BARRE — The looming launch of the Barre Unified Union School District should be a pleasantly peaceful transition for nearly 400 unionized instructional staff and the school board that will soon employ them.
Superintendent John Pandolfo said tentative settlements were recently reached in contract talks with 280 unionized teachers and 110 paraeducators employed at elementary schools in Barre and Barre Town, Spaulding High School and the Spaulding-based central Vermont career center.
Pandolfo said the unions have done their part – ratifying the one-year agreement on May 29 and the board of the merged district is expected to follow suit when it meet next Thursday.
Until then, Pandolfo is keeping details of the settlements under wraps.
During meetings on back-to-back nights this week Pandolfo privately briefed school directors from Barre Town and Spaulding High School on the proposed contract and he will do the same during Monday’s meeting of the Barre City School Board.
None of those boards will be asked to ratify the proposed contracts because all three will cede operational authority of their currently autonomous districts to the new merged board on July 1. That latter board will have the final say capping a process that started in January and is comfortably on track to conclude before the current contracts expire on June 30.

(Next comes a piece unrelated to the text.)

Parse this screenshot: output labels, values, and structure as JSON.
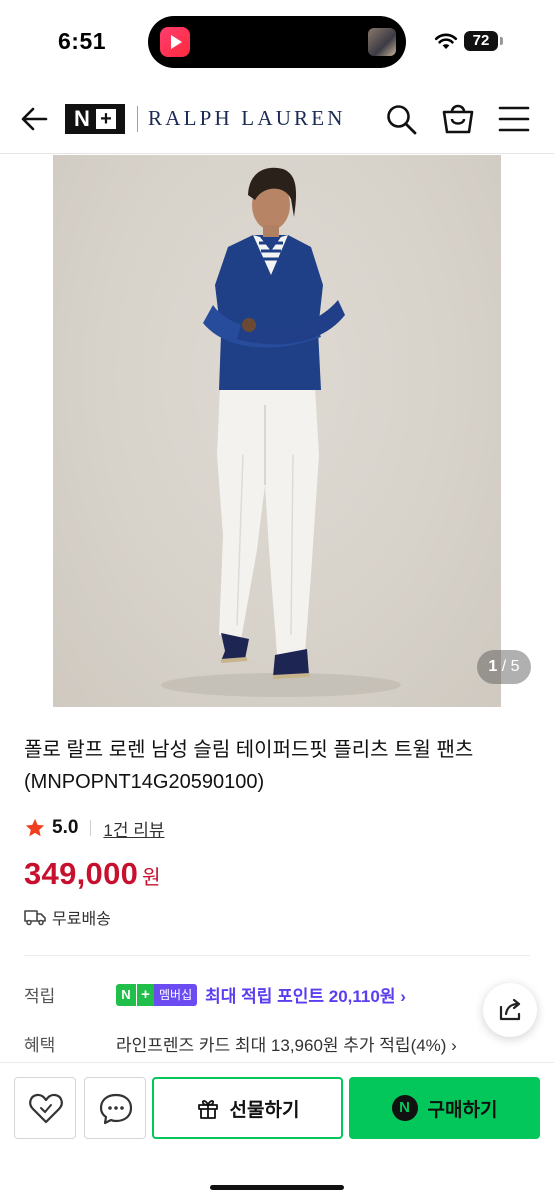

Though the board didn’t exist when negotiations began, four of its nine recently elected members participated in the final bargaining sessions.
Pandolfo said two of them – Sonya Spaulding and Tim Boltin – served on the initial three-member negotiating team that included Barre Town School Director Jay Paterson. Boltin represents Barre on the Spaulding board and Spaulding is chairwoman of the Barre City School Board. Both were elected to the unified board in April and were joined on the negotiating team by its chairman Paul Malone and Gina Akley, while Paterson stepped aside. Both Malone and Akley, live in Barre Town.
According to Pandolfo the settlements were concurrently negotiated with teachers and paraeducators over several sessions and reflect a number of what he characterized as “relatively minor changes,” unspecified new money for wages and a decision to mostly steer clear of health insurance.
Pandolfo said details of the contracts would be made public after it has been ratified by the board.
The duration was never a mystery. State law that dictates a shift to new statewide health insurance plan for educators on July 1, 2020 and required any newly bargained contracts to expire at that time.
In Barre that required negotiating a pair of one-year contracts to replace the two that were expiring.
Pandolfo said he expected the contracts would be easily ratified by the board.
“We left the final meeting with the board’s negotiators satisfied with the outcome and excited to have it done before the contracts expire and the merger begins,” he said. “It’s one less thing to worry about.”
Wrapping up negotiations ahead of schedule is a welcome change in Barre.
Teachers are coming off a two-year contract that wasn’t ratified until seven months after the earlier agreement expired. Those negotiations spanned 15 months and included a failed attempt at fact-finding sandwiched in between two marathon mediation sessions.
Paraeducators have now ratified their third straight one-year contract, though this one should seamlessly replace current agreement. That wasn’t the case last year when the paraeducators’ contract expired nearly two months before a successor agreement was ratified.
While the Barre, Barre Town and Spaulding districts are all merging into one, Pandolfo said the unions are also consolidating.
The Barre Education Association has historically covered teachers and paraeducators in the Barre and Spaulding districts, while the Barre Town Education Association’s members include teachers at Barre Town Middle and Elementary School and there is a separate bargaining unit for Barre Town paraprofessionals.
Pandolfo said the new contracts will have two signatories – the Barre Unified Union School District and the Barre Educators Association.